Are you tired of doing every single workout with the same stale setup? If you're not challenging your muscles with increasingly heavy weights or new techniques, you're not going to see any growth. If you want introduce a new challenge to your lifting session without necessarily ramping up the load, you'll want to try out drop sets.
For this strategy, you need to know how to approach your workout right—especially because it's such a killer way to pack on additional volume, too. Let Men's Health fitness director Ebenezer Samuel, C.S.C.S. and associate fitness editor Brett Williams guide you through the technique's subtleties, saving you from going about it the wrong way and keeping you from unlocking your fitness potential.
Before you start running racks, take note that it's extremely important to pay attention the format. There are more than one style of drop sets, and your timing means more than you might think. Let's break down everything you need to know.
Eb says: There are two kinds of drop sets: Standard load-based drop sets, where you start with a heavy weight, and then "drop" to a lighter weight, or mechanical and technique drop sets, which have you doing reps with a technique to create challenge early then "dropping" the technique for standard reps late.
Both varieties have value. I love mechanical and technique drop sets especially, because we get to create the metabolic stress needed for growth without always pounding our body with weight. At the same time, we need the overall load that load-based drop sets can offer in order to spark total body growth. Use both varieties in your workouts.
Eb says: Especially with load-based dropsets, push yourself to go heavy before the drop. Aim to use the heaviest good-form training weight you would for an exercise, because once you drop, you'll get your chance to pile up reps. If you start too light, you'll wind up doing massive sets that total 20-25 reps, but once you're landing at those numbers, the entire dropset is losing value, and you'll also lose focus, too.
Eb says: Once the weight gets lighter, it's incredibly easy to start cheating. You're tired and you know you're going lighter, so it's easy to step back on the mental engagement. Don't do that, though.
Work to lock in your form and make the back end of each drop set perfect. Think of the back end of each drop set as a chance to focus on the movement, not as a chance to simply get through the movement.
Don't take time to rest between the start of a drop set and the drop. Instead, move quickly. You should be dropping the weight you just did, then picking up your next weight and quickly starting your next set. Or you should be changing out plates as quickly as possible if you're on a barbell move (have a partner help you) so you can get back to work on the second phase.

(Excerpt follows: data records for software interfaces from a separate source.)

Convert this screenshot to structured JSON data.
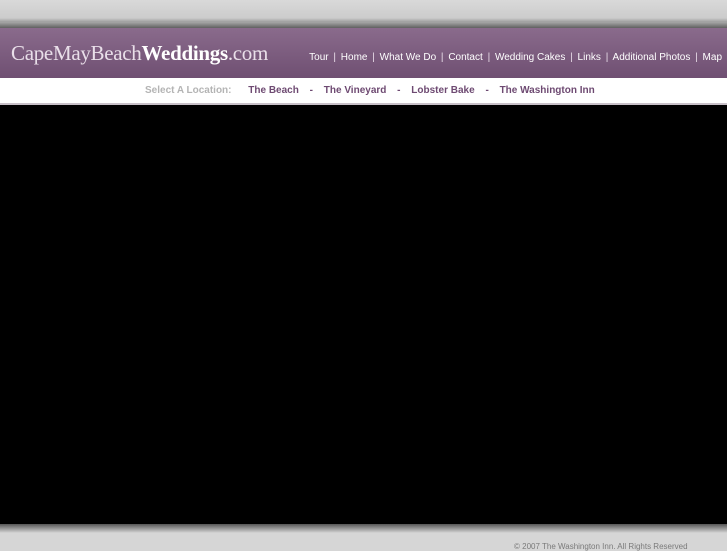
{
  "header": {
    "logo": {
      "part1": "CapeMayBeach",
      "part2": "Weddings",
      "part3": ".com"
    },
    "nav": [
      "Tour",
      "Home",
      "What We Do",
      "Contact",
      "Wedding Cakes",
      "Links",
      "Additional Photos",
      "Map"
    ],
    "nav_separator": "|"
  },
  "locations": {
    "label": "Select A Location:",
    "separator": "-",
    "items": [
      "The Beach",
      "The Vineyard",
      "Lobster Bake",
      "The Washington Inn"
    ]
  },
  "footer": {
    "text": "© 2007 The Washington Inn. All Rights Reserved"
  },
  "colors": {
    "header_purple": "#7a5a7d",
    "location_link": "#6e4a72",
    "stage_black": "#000000"
  }
}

Too many people take 10, 15, 20 seconds to do this. Then you're not doing a drop set. You're just doing another set.
Want to master even more moves? Check out our entire Form Check series.